Set in the Andean highlands under the smoke of volcano Tungurahua, Banos is one of Ecuador’s most enticing tourist destinations. The small city is hemmed in by luxuriant green peaks and adorned by a beautiful waterfall. The name Banos, which is Spanish for ‘baths of sacred water’, refers to the steaming thermal baths that the area is rich in and a number of professional massage studios have popped up making it a perfect place to relax. The natural surroundings have seen the city become something of an adventure capital and people flock here to hike, soak in the baths, ride mountain bikes, volcano watch and raft on the local rapids. Banos is also the gateway into the jungle and the downhill road leading east from town offers spectacular views of the Amazon Basin stretched out below.
Piercing blue skies contrast with blinding white salt as you drive across the flat lakebed. The area’s unusual landscape of mountains, active volcanoes, and geysers is like nowhere on earth. Salar de Uyuni is the world's largest salt flat at over 12,000 km² and is located in southwest Bolivia. It is the remains of an ancient salt lake and is estimated to contain 10 billion tons of salt! At certain times of year the rain causes an icy lake to form above it, and the reflections are literally incredible to look at, especially at sunset, making it difficult to tell where sky stops and ground begins.
Another must see is nearby Laguna Colorada a large red lagoon whose colour is the result of algae & plankton growth in the mineral-rich waters, and Laguna Verde a lake that owes its striking blue-green colour to high concentrations of lead, sulphur, copper and other minerals. You can see numerous geysers, boiling mud pools, thermal baths and Licancabúr volcano in the area.
Your first sight of La Paz is guaranteed to take your breath away. At a well-publicised altitude of 3660 metres, it’s one of the world’s highest capital cities. The imposing Mount Illimani looms in the background whilst below lies a valley full of sensational surprises. Buildings cling to the sides of the canyon that the city was built in and spill spectacularly downwards. Sprawling shantytowns give way to affluent high-rise apartments as the city’s central tree-lined thoroughfare runs through the downtown core. Here you’ll find grand government buildings, impressive museums, and vibrant markets, including the Witches’ Market where you can pick up anything from dried frogs to llama foetuses for Aymara rituals. The city has a burgeoning international cuisine and nightlife, and is best savoured over time.

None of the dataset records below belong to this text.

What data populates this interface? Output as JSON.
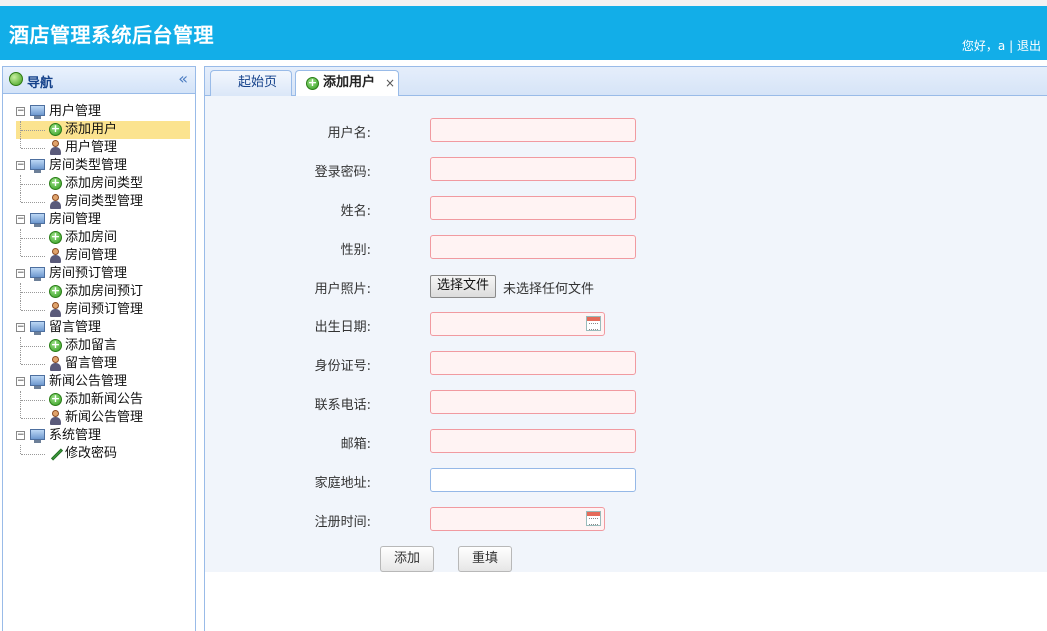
{
  "header": {
    "title": "酒店管理系统后台管理",
    "greeting": "您好，a",
    "separator": "|",
    "logout": "退出"
  },
  "nav": {
    "title": "导航",
    "collapse_glyph": "«",
    "tree": [
      {
        "label": "用户管理",
        "children": [
          {
            "label": "添加用户",
            "icon": "add-icon",
            "selected": true
          },
          {
            "label": "用户管理",
            "icon": "user-icon"
          }
        ]
      },
      {
        "label": "房间类型管理",
        "children": [
          {
            "label": "添加房间类型",
            "icon": "add-icon"
          },
          {
            "label": "房间类型管理",
            "icon": "user-icon"
          }
        ]
      },
      {
        "label": "房间管理",
        "children": [
          {
            "label": "添加房间",
            "icon": "add-icon"
          },
          {
            "label": "房间管理",
            "icon": "user-icon"
          }
        ]
      },
      {
        "label": "房间预订管理",
        "children": [
          {
            "label": "添加房间预订",
            "icon": "add-icon"
          },
          {
            "label": "房间预订管理",
            "icon": "user-icon"
          }
        ]
      },
      {
        "label": "留言管理",
        "children": [
          {
            "label": "添加留言",
            "icon": "add-icon"
          },
          {
            "label": "留言管理",
            "icon": "user-icon"
          }
        ]
      },
      {
        "label": "新闻公告管理",
        "children": [
          {
            "label": "添加新闻公告",
            "icon": "add-icon"
          },
          {
            "label": "新闻公告管理",
            "icon": "user-icon"
          }
        ]
      },
      {
        "label": "系统管理",
        "children": [
          {
            "label": "修改密码",
            "icon": "pencil-icon"
          }
        ]
      }
    ]
  },
  "tabs": {
    "home": "起始页",
    "active": "添加用户",
    "close": "×"
  },
  "form": {
    "fields": {
      "username": {
        "label": "用户名:",
        "value": ""
      },
      "password": {
        "label": "登录密码:",
        "value": ""
      },
      "name": {
        "label": "姓名:",
        "value": ""
      },
      "gender": {
        "label": "性别:",
        "value": ""
      },
      "photo": {
        "label": "用户照片:",
        "button": "选择文件",
        "status": "未选择任何文件"
      },
      "birthday": {
        "label": "出生日期:",
        "value": ""
      },
      "idcard": {
        "label": "身份证号:",
        "value": ""
      },
      "phone": {
        "label": "联系电话:",
        "value": ""
      },
      "email": {
        "label": "邮箱:",
        "value": ""
      },
      "address": {
        "label": "家庭地址:",
        "value": ""
      },
      "regtime": {
        "label": "注册时间:",
        "value": ""
      }
    },
    "submit": "添加",
    "reset": "重填"
  },
  "colors": {
    "header_bg": "#12aee8",
    "invalid_border": "#f19aa0",
    "invalid_bg": "#fff3f3",
    "selected_bg": "#fbe38f"
  }
}
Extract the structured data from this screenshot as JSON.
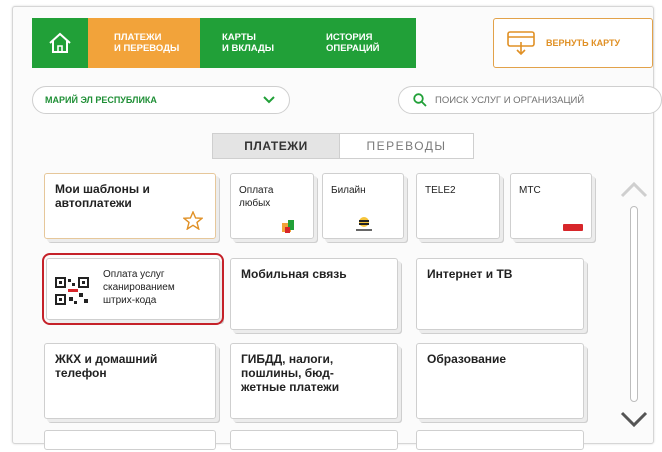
{
  "nav": {
    "home_icon": "home-icon",
    "items": [
      {
        "label_line1": "ПЛАТЕЖИ",
        "label_line2": "И ПЕРЕВОДЫ",
        "active": true
      },
      {
        "label_line1": "КАРТЫ",
        "label_line2": "И ВКЛАДЫ",
        "active": false
      },
      {
        "label_line1": "ИСТОРИЯ",
        "label_line2": "ОПЕРАЦИЙ",
        "active": false
      }
    ],
    "return_card": {
      "label": "ВЕРНУТЬ КАРТУ",
      "icon": "card-return-icon"
    }
  },
  "region": {
    "value": "МАРИЙ ЭЛ РЕСПУБЛИКА",
    "icon": "chevron-down-icon"
  },
  "search": {
    "placeholder": "ПОИСК УСЛУГ И ОРГАНИЗАЦИЙ",
    "icon": "search-icon"
  },
  "tabs": [
    {
      "label": "ПЛАТЕЖИ",
      "active": true
    },
    {
      "label": "ПЕРЕВОДЫ",
      "active": false
    }
  ],
  "tiles": {
    "templates": {
      "line1": "Мои шаблоны и",
      "line2": "автоплатежи",
      "icon": "star-icon"
    },
    "any_payment": {
      "line1": "Оплата",
      "line2": "любых"
    },
    "beeline": {
      "label": "Билайн"
    },
    "tele2": {
      "label": "TELE2"
    },
    "mts": {
      "label": "МТС"
    },
    "barcode": {
      "line1": "Оплата услуг",
      "line2": "сканированием",
      "line3": "штрих-кода",
      "icon": "qr-code-icon"
    },
    "mobile": {
      "label": "Мобильная связь"
    },
    "internet": {
      "label": "Интернет и ТВ"
    },
    "utilities": {
      "line1": "ЖКХ и домашний",
      "line2": "телефон"
    },
    "gibdd": {
      "line1": "ГИБДД, налоги,",
      "line2": "пошлины, бюд-",
      "line3": "жетные платежи"
    },
    "education": {
      "label": "Образование"
    }
  },
  "scroll": {
    "up_icon": "chevron-up-icon",
    "down_icon": "chevron-down-icon"
  },
  "colors": {
    "green": "#21a038",
    "orange": "#f2a33a",
    "accent_text": "#e09025",
    "selection": "#c52129"
  }
}
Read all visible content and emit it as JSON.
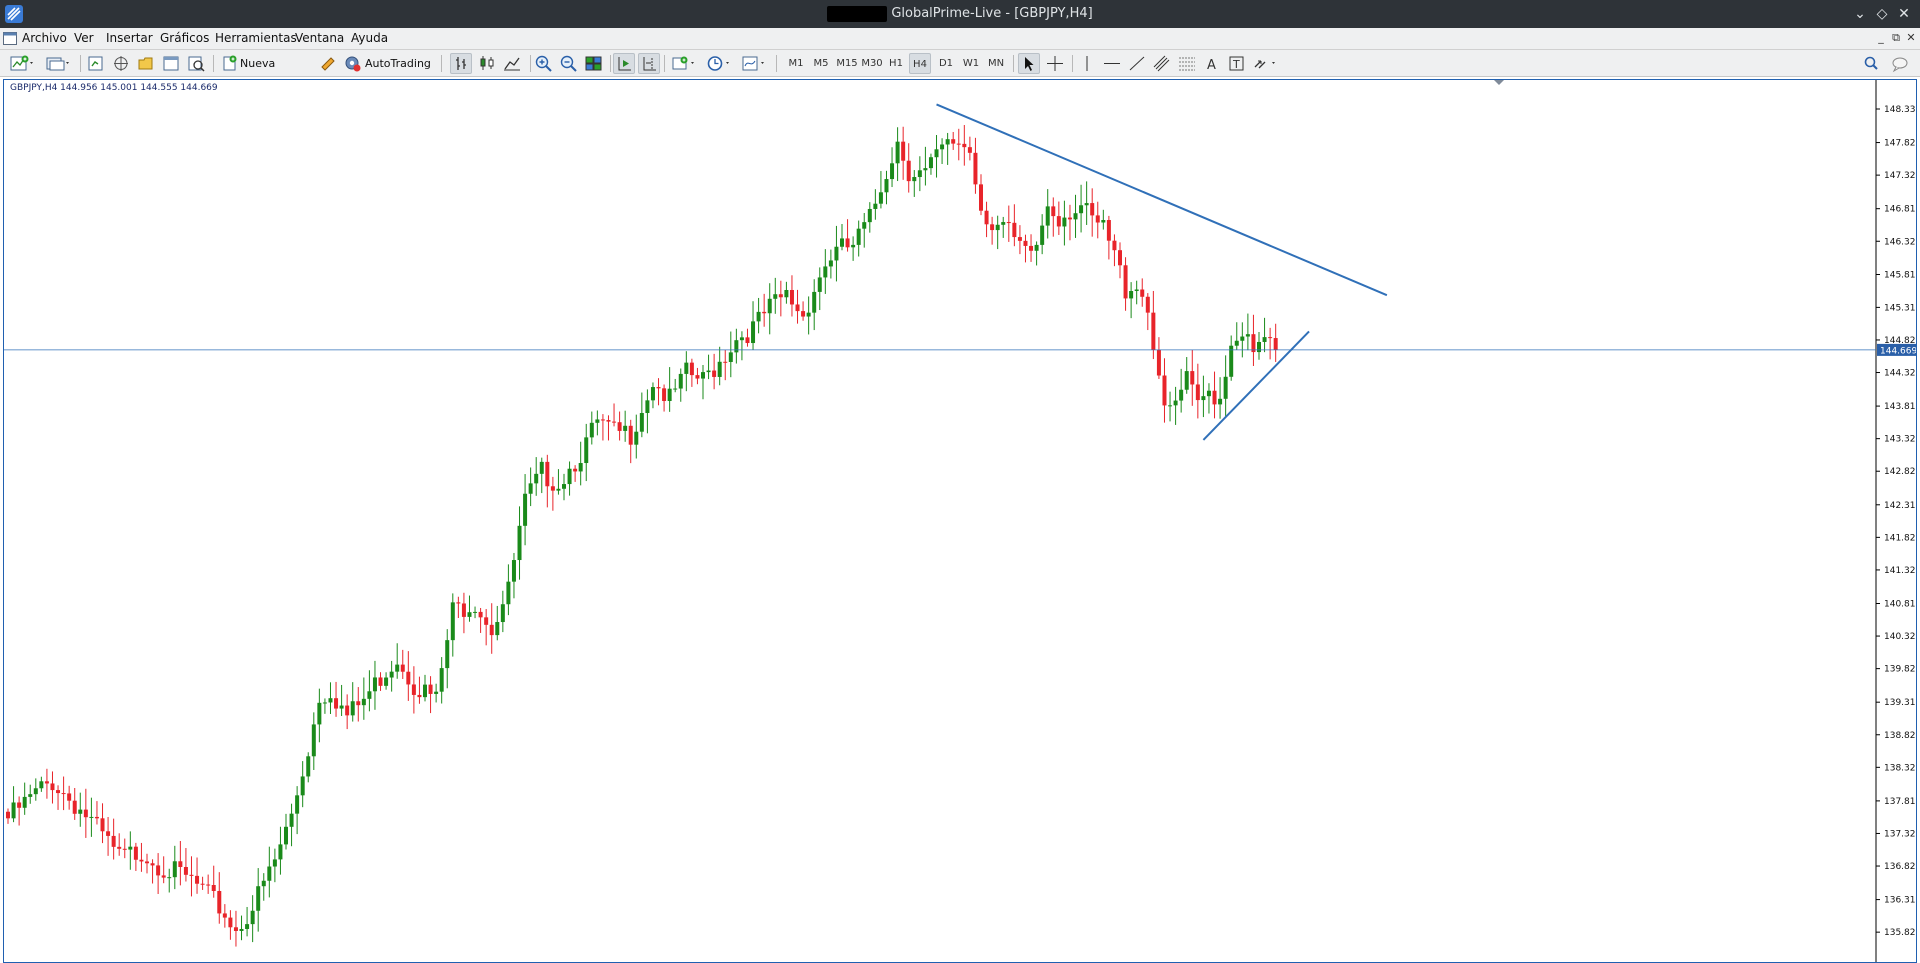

The city of Potosi with its grand churches, ornate colonial architecture and friendly locals is a real delight, but this is not what really brings visitors here. Founded in 1545 by the Spanish conquistadors, Potosi’s story is wholly tied to the silver ore discovered here. The city was once one of South America’s largest and wealthiest and the mines of the Cerro Rico are the richest mines in all of world history. A visit to Potosi isn’t complete without a trip to one of the cooperative mines that are still in operation today. Here you’ll see that working conditions have changed very little since colonial times and get the chance to meet the miners that work in these extreme conditions. Visit the Miner’s Market where you can buy gifts for the miners before heading into the warren of mines where these men spend their working hours.